What are the key considerations of offering anytime flexible benefits enrolment?

Anytime flexible benefits

Need to know:

  • Flexible benefits schemes have been moving towards anytime enrolment windows over the past few years to give employees more flexibility in accessing their benefits.
  • Certain benefits, such as private medical insurance and group risk benefits, must have fixed annual enrolment periods due to arrangements with insurance providers.
  • Anytime enrolment offers employers more opportunity to promote benefits throughout the year to encourage take up.

As consumers we have become accustomed to an on-demand society; we have access to technology all day every day, providing us with whatever information we want, whenever we want it, and enabling us to access products and services around the clock.

The world of employee benefits has had to move in line with employees-as-consumers expectations. Flexible benefits schemes began to reflect the consumer-demand approach a few years ago with the move to any-time enrolment windows. Adam Maher, senior flexible benefits consultant at Willis Towers Watson, says: “The drivers for that are enabling employees to engage with benefits year round, rather than just [as] a once a year event, and also to offer maximum flexibility to meet employees’ needs [because] they might change throughout the year.”

But what do employers need to know about this scheme structure?

Anytime, anywhere
Anytime enrolment is a move away from the fixed annual enrolment windows that traditionally saw employers open up their flex schemes for around two weeks in the year in order for employees to make their choices.
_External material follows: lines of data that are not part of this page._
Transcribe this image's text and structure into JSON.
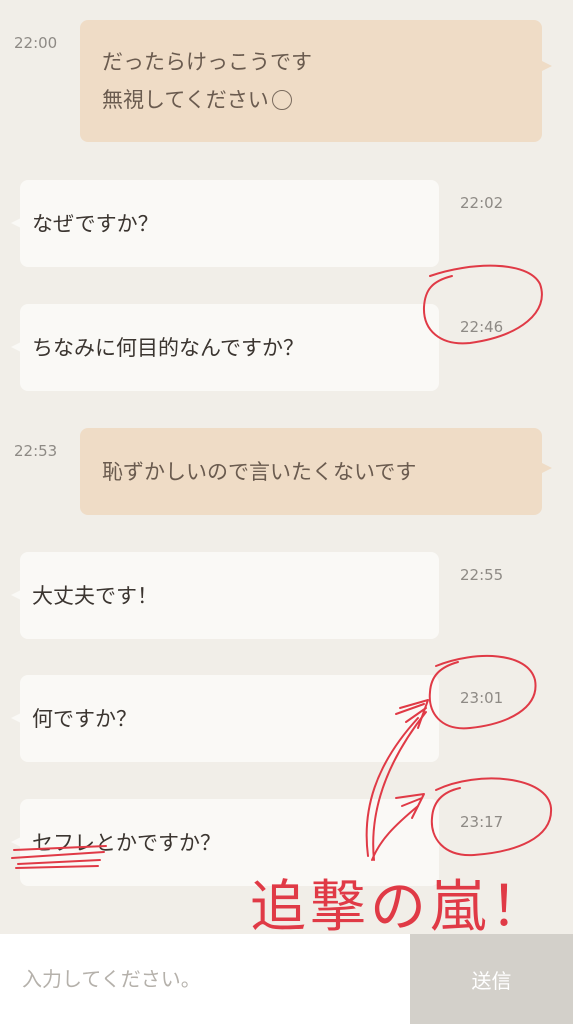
{
  "messages": [
    {
      "direction": "out",
      "text": "だったらけっこうです\n無視してください😂",
      "time": "22:00"
    },
    {
      "direction": "in",
      "text": "なぜですか？",
      "time": "22:02"
    },
    {
      "direction": "in",
      "text": "ちなみに何目的なんですか？",
      "time": "22:46"
    },
    {
      "direction": "out",
      "text": "恥ずかしいので言いたくないです",
      "time": "22:53"
    },
    {
      "direction": "in",
      "text": "大丈夫です！",
      "time": "22:55"
    },
    {
      "direction": "in",
      "text": "何ですか？",
      "time": "23:01"
    },
    {
      "direction": "in",
      "text": "セフレとかですか？",
      "time": "23:17"
    }
  ],
  "composer": {
    "placeholder": "入力してください。",
    "send_label": "送信"
  },
  "annotation": {
    "caption": "追撃の嵐！",
    "color": "#e03a46"
  },
  "colors": {
    "background": "#f1eee8",
    "outgoing_bubble": "#efdcc6",
    "incoming_bubble": "#faf9f6",
    "send_button": "#d3d0ca"
  }
}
Many employers now open up their schemes on a monthly basis, allowing employees to make choices as and when it is applicable to their lives.

Having a fixed date once a year proved to be restrictive for employers’ benefits strategies, says Gethin Nadin, director of global partnerships at Benefex. For example, if an employer’s annual enrolment was in January, with the scheme running until December, a new starter in February may not be able to access the full suite of flexible benefits until the next enrolment window almost a year later. “I just don’t think that works because [the employer] misses almost 12 months worth of opportunity to engage people effectively,” says Nadin. “If they have to wait 12 months, it just doesn’t work.”

Technology is also a key driver in the move to enabling staff to choose benefits more frequently. “The motivation behind how that technology is driven is by what employees are getting on the consumer side,” says Nadin. “Effectively, the smartest computer most of us will ever own sits in our pockets. We’ve got that always-on, always access to technology so for employees to have to wait for anything is almost archaic.”

The expectations of employees as consumers is that they can get whatever information they want, whenever they want, 24 hours a day, says Andy Campbell, HCM strategy director at Oracle. “Businesses are having to respond to that set of expectations to be able to offer their employees the same kind of consumer perspective, the consumer service that they have in their domestic lives. Having a move toward flexible enrolment is just one other example of this occurring.”

Benefits to consider
Typically a flexible benefits scheme will include a mixture of benefits that can be taken up at any point during the year, and those that need to have a fixed annual renewal date. “More flexible technology platforms and an increased range of lifestyle benefits available outside of the traditional risk and health benefits enable us to bring more benefits to employees for selections during the year than previously,” says Maher.

Most benefits can be included in any-time enrolment, for example, childcare vouchers, bikes-for-work schemes or gym membership, although the scheme might require an employee to sign up for a 12-month contract. However benefits such as private medical insurance and group risk products do still require a fixed annual enrolment date. “We still see an annual enrolment window for insured benefits,” says Maher. “For those schemes, there are efficiencies in communicating the changes to rates and terms with a common renewal date for all employees under the scheme, that’s one factor. The other is that with these group schemes there’s no underwriting on joining so insurers want some sensible controls to protect their risk profile and claims fund.”

Flexible benefits communication
With an annual date, employers tend to have a communication period leading up to the enrolment window, whereby they will highlight to employees their options and the benefits available to them. Any-time enrolment widens up the opportunity to promote benefits more frequently, but also with targeted promotions.Simon Parkinson, senior design consultant at Standard Life, says: “We have experience of [employers] using the any-time benefits to help promote things like launching a total reward statement, or significant pension changes coming in. So picking various points in the year to actually remind employees about the benefits they can choose. Perhaps there’s a wellbeing exercise going on, and at that point, remind employees they can go in and choose certain benefits, look at the gyms, think about [bikes for] work.”

As employees’ lives and priorities change can change at pace, any-time enrolment allows employers’ benefits schemes to move with the changes and offer a reactive package that suits all members of staff.